I know where you are in your mindset to remain in the familiar, but I must warn you that life has a funny way of giving you a shove to take a risk and get out there.

If I had a chance for a do over, I would have been less conservative and traveled far more than I ever did. So much to see and do. Don’t waste your youth in a comfy shell.

Best Cure For Heartbreaks

When someone shuts you down, turns you out, excludes you from their company; it hurts.

The cut is so deep there is a hollow ache that begins in the throat which feels asphyxiatingly tight. The hollowness spreads so deep within your chest — as if someone took all the wind out of you as your brain begins to process the complex flood of emotions which are about to follow.

  • Disbelief
  • Shock
  • Speechlessness while the hollow ache travels
  • Humiliation
  • Worthlessness
  • Grief-ridden sorrow that appears to have no bottom
  • Anger and indignation
  • Guilt over feeling angry

I find that it is easy to crawl inside myself to heal while simultaneously building internal protective emotional barriers to never allow this to affect me in this way ever again.

That method of cutting one’s self off to wallow and lick wounds takes so much time. So so so much time.

Over that time, whilst wallowing in the flood of emotions, I began to waste so much of my energies dwelling on the event, reopening the wound over and over again. Picking at each second of what had happened to try to heal.

Yes, you must take a minute to cry- sob even. But then there’s an immediate fix, that I offer to you…one that washes everything away.

Service.

Acts of selflessness toward others. Random others. Opening that wound so wide to let the love you have pour out to others in acts of kindness and generosity of spirit. Expect nothing but their happiness in return. Because, as the love of yours pours out, a new form of love surrounds you like a comforting warm wrap. It feels healing. It strengthens your spirit so you may face that hurt with newer eyes.

It may still bring you some sadness; but there will be compassion. And perhaps ultimately understanding and mercy.

The more you serve, the easier it is to find your way back out of the pain.

And it is strange, I’ve often found an opportunity to serve directly following a hurt dealt. As if the universe was handing me a first aid kit for my heart.

I hope that if you experience the kind of pain you did on that rejection ever again you look up and outward for the opportunity to begin kindly serving selflessly.

Don’t shut down. Open up.

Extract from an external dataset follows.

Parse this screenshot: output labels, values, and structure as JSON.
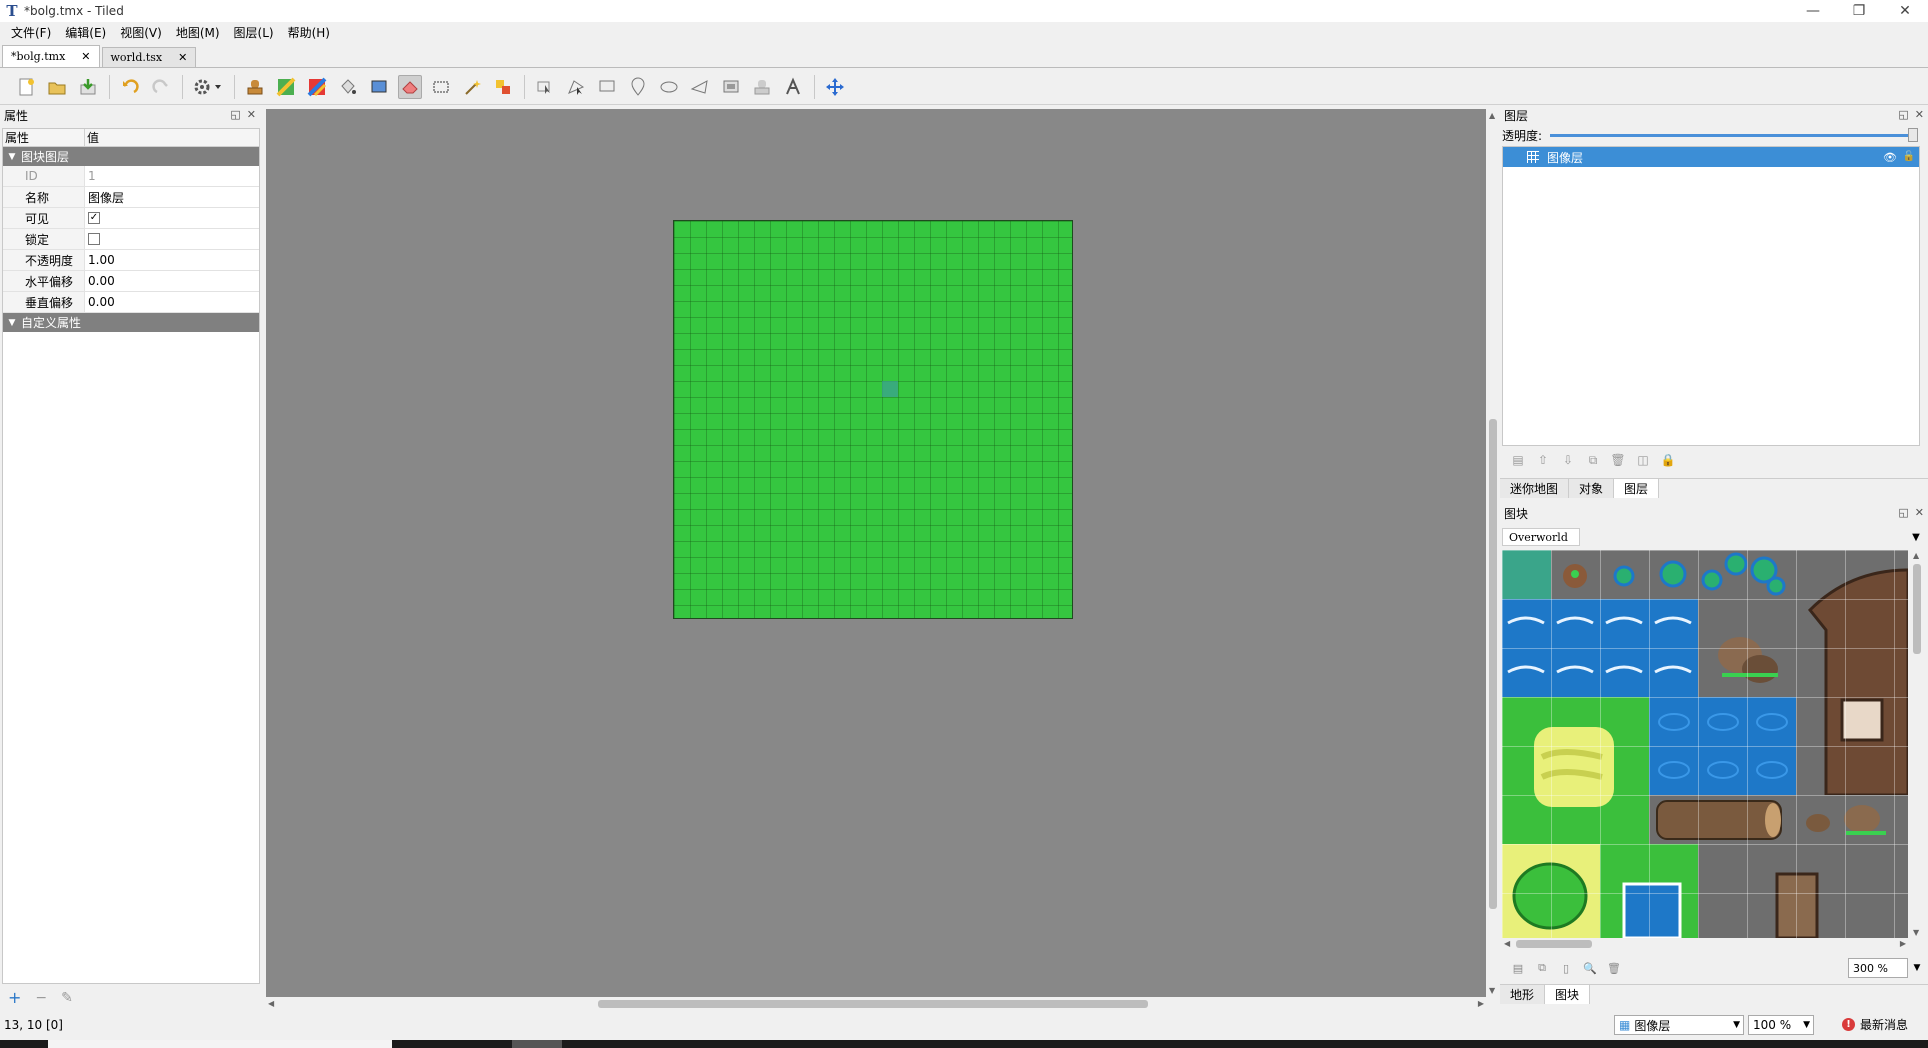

And lastly, I’ve found through experience, that in every horrible hurtful event there lies an element of ridiculousness. Some crazy element of funny, that at the time, I could not see.

Always look for the humour in the event. It is there.